Originally Written for OneCityRoad, January 2017
Border towns generally have a well-earned reputation as being brash, unfriendly and often grubby places, with little to keep tourists there beyond a perfunctory border crossing. Nong Khai, on the Thailand-Laos border, is the textbook exception to that rule. The warm and open nature of the Isan people is primarily what drew us to the banks of the Mekong on a warm and lazy Saturday evening.
We’d heard numerous reports of the exceptional street side eating to be had here, even on Thai standards, but the milling, giggling families and endless intriguing trinket stalls momentarily distracted us from what we were really there for. Walking through the winding streets felt like a strange mix of Arabic Souk and London’s Camden market, with each stall offering something largely unique. Further along the river, the stalls started to change slowly from clothes and curios, to food vendors peddling their various specialities. It was the smells that wafted over the early evening breeze that led us first to a street side BBQ, offering everything from grilled whole chickens on lemongrass skewers, to pork belly and chilli kebabs. Keen for us to try her cooking, our beaming host handed us sample after sample, before sending us on our way laden with a selection of goodies for just 50 Thai Bhat (around £1.20). Ducking between stalls and heading for the river, we found an oasis of calm on the riverbank as groups of friends and couples gazed on at yet another wondrous Mekong sunset.

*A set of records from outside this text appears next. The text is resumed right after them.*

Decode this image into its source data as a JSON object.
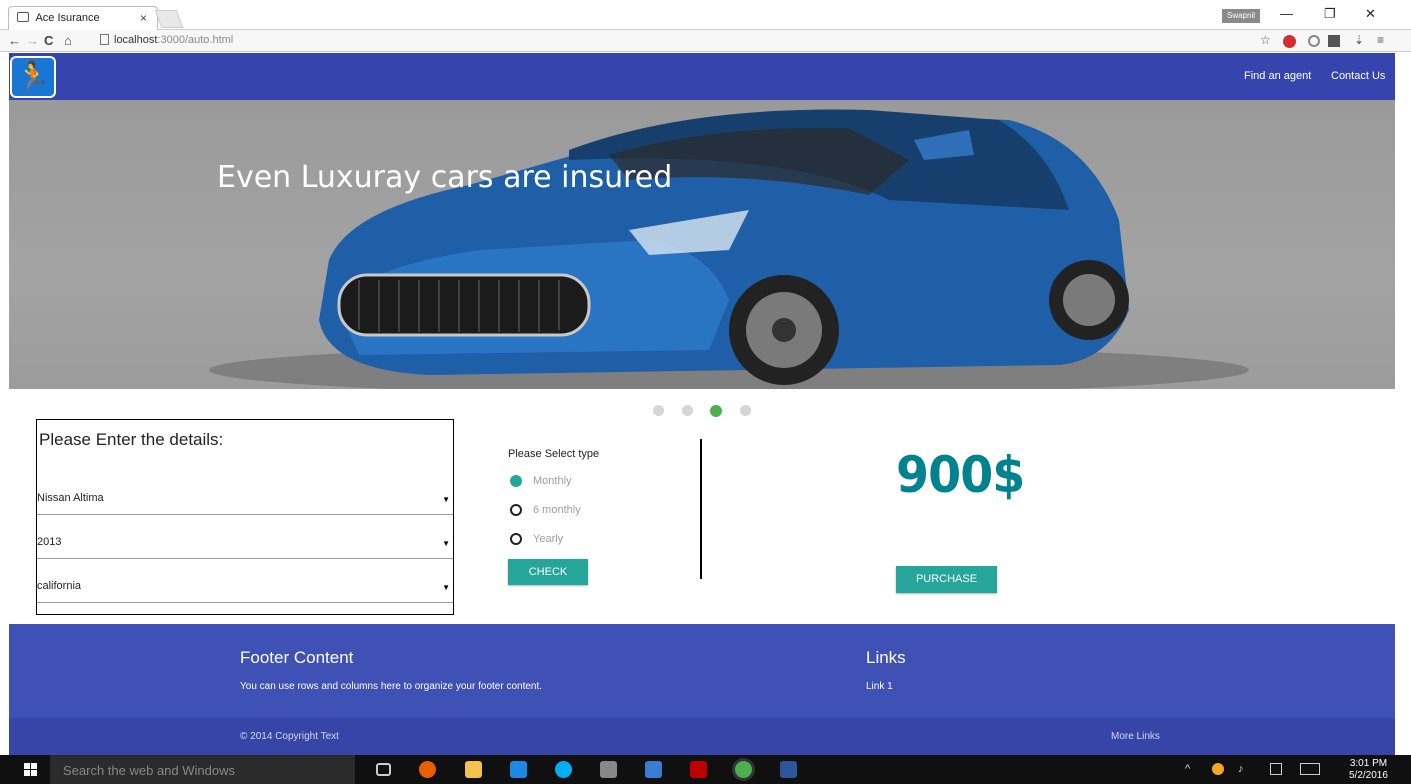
{
  "browser": {
    "tab_title": "Ace Isurance",
    "tab_close": "×",
    "user_badge": "Swapnil",
    "url_host": "localhost",
    "url_path": ":3000/auto.html",
    "back": "←",
    "forward": "→",
    "reload": "C",
    "home": "⌂",
    "minimize": "—",
    "restore": "❐",
    "close": "✕",
    "star": "☆",
    "menu": "≡"
  },
  "navbar": {
    "logo_glyph": "🏃",
    "links": [
      "Find an agent",
      "Contact Us"
    ]
  },
  "hero": {
    "caption": "Even Luxuray cars are insured",
    "active_slide_index": 2,
    "slide_count": 4
  },
  "form": {
    "title": "Please Enter the details:",
    "selects": [
      {
        "value": "Nissan Altima"
      },
      {
        "value": "2013"
      },
      {
        "value": "california"
      }
    ],
    "arrow": "▼"
  },
  "plan": {
    "label": "Please Select type",
    "options": [
      "Monthly",
      "6 monthly",
      "Yearly"
    ],
    "selected": "Monthly",
    "check_label": "CHECK"
  },
  "quote": {
    "price": "900$",
    "purchase_label": "PURCHASE"
  },
  "footer": {
    "heading": "Footer Content",
    "text": "You can use rows and columns here to organize your footer content.",
    "links_heading": "Links",
    "link1": "Link 1",
    "copyright": "© 2014 Copyright Text",
    "more_links": "More Links"
  },
  "taskbar": {
    "search_placeholder": "Search the web and Windows",
    "time": "3:01 PM",
    "date": "5/2/2016"
  },
  "colors": {
    "navbar": "#3645ae",
    "footer": "#3f51b5",
    "accent": "#26a69a",
    "price": "#00838f",
    "active_dot": "#4caf50"
  }
}
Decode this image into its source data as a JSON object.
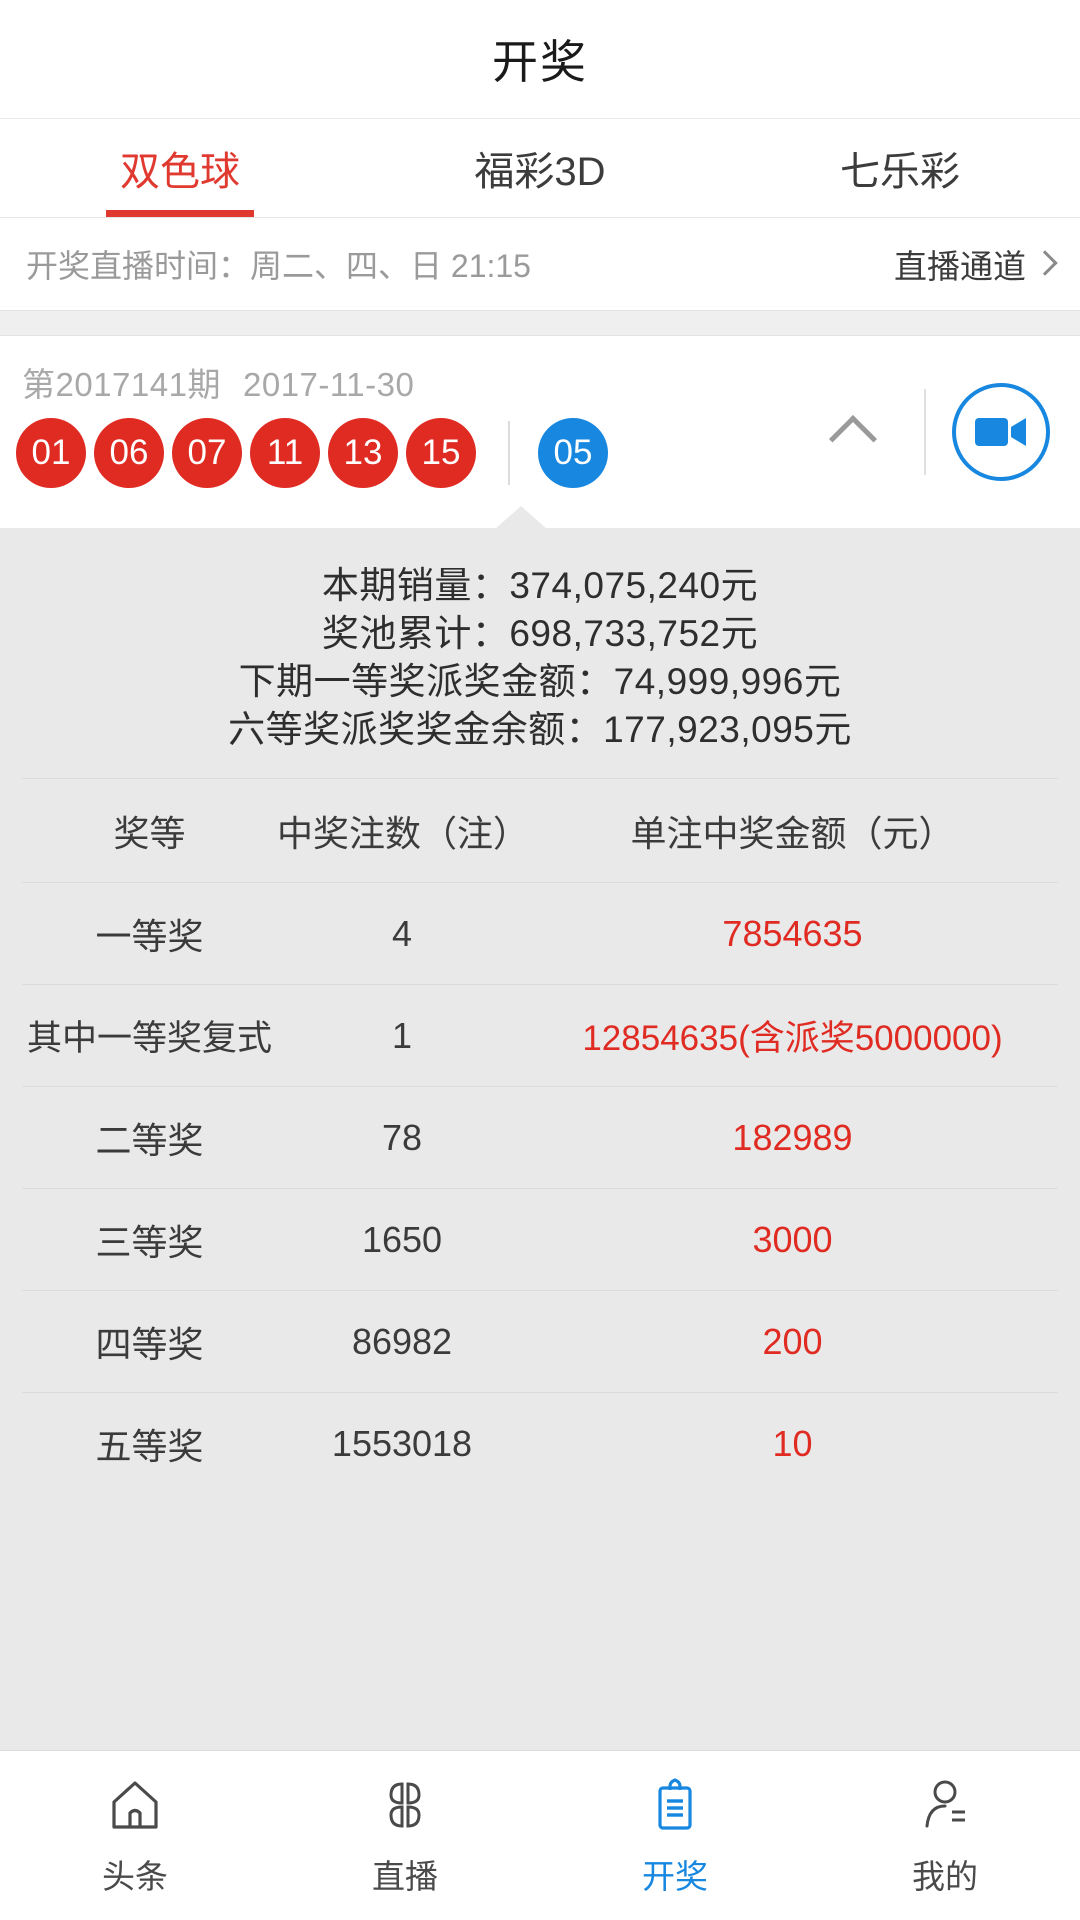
{
  "header": {
    "title": "开奖"
  },
  "tabs": [
    {
      "label": "双色球",
      "active": true
    },
    {
      "label": "福彩3D",
      "active": false
    },
    {
      "label": "七乐彩",
      "active": false
    }
  ],
  "live": {
    "time_label": "开奖直播时间：周二、四、日 21:15",
    "channel_label": "直播通道",
    "chevron_icon": "chevron-right-icon"
  },
  "draw": {
    "issue": "第2017141期",
    "date": "2017-11-30",
    "red_balls": [
      "01",
      "06",
      "07",
      "11",
      "13",
      "15"
    ],
    "blue_balls": [
      "05"
    ],
    "collapse_icon": "chevron-up-icon",
    "video_icon": "video-camera-icon"
  },
  "stats": {
    "lines": [
      "本期销量：374,075,240元",
      "奖池累计：698,733,752元",
      "下期一等奖派奖金额：74,999,996元",
      "六等奖派奖奖金余额：177,923,095元"
    ]
  },
  "prize_table": {
    "headers": [
      "奖等",
      "中奖注数（注）",
      "单注中奖金额（元）"
    ],
    "rows": [
      {
        "level": "一等奖",
        "count": "4",
        "amount": "7854635"
      },
      {
        "level": "其中一等奖复式",
        "count": "1",
        "amount": "12854635(含派奖5000000)"
      },
      {
        "level": "二等奖",
        "count": "78",
        "amount": "182989"
      },
      {
        "level": "三等奖",
        "count": "1650",
        "amount": "3000"
      },
      {
        "level": "四等奖",
        "count": "86982",
        "amount": "200"
      },
      {
        "level": "五等奖",
        "count": "1553018",
        "amount": "10"
      }
    ]
  },
  "bottom_nav": [
    {
      "label": "头条",
      "icon": "home-icon",
      "active": false
    },
    {
      "label": "直播",
      "icon": "clover-grid-icon",
      "active": false
    },
    {
      "label": "开奖",
      "icon": "clipboard-icon",
      "active": true
    },
    {
      "label": "我的",
      "icon": "user-icon",
      "active": false
    }
  ],
  "colors": {
    "accent_red": "#e02b23",
    "accent_blue": "#1787e0",
    "panel_gray": "#e9e9e9",
    "muted_text": "#9a9a9a"
  }
}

Our meaty goodie bag, still piping hot having left the charcoals just minutes earlier, delivered a wonderfully fragrant punch of chilli and lime over juicy hunks of meat. Taste buds alight, I left my partner to guard our spot and ventured back into the throng, only to emerge minutes later armed with Chicken Satay skewers (the length of the queue suggested this was a local favourite), and a selection of what can only be described as spherical pancakes with an odd, gooey filling. All delicious, if not to this day somewhat of a mystery.
Whiling away the evening on the river bank was almost cinematically perfect, with the soundtrack provided by a faint tannoy system playing a mixture of music and what we assumed to be news or information. The mood changed suddenly when a piece of music was announced slightly louder than the rest, and the whole scene immediately froze and everyone stood respectively still until the tune changed. We could only assume that this was to do with the recent passing of Thailand’s king, with signs of respect still peppering everyday life.
With the sun then well below the horizon, the festivities outlasted our stamina, and we exited stage left, allowing another gaggle of hungry customers to take our place.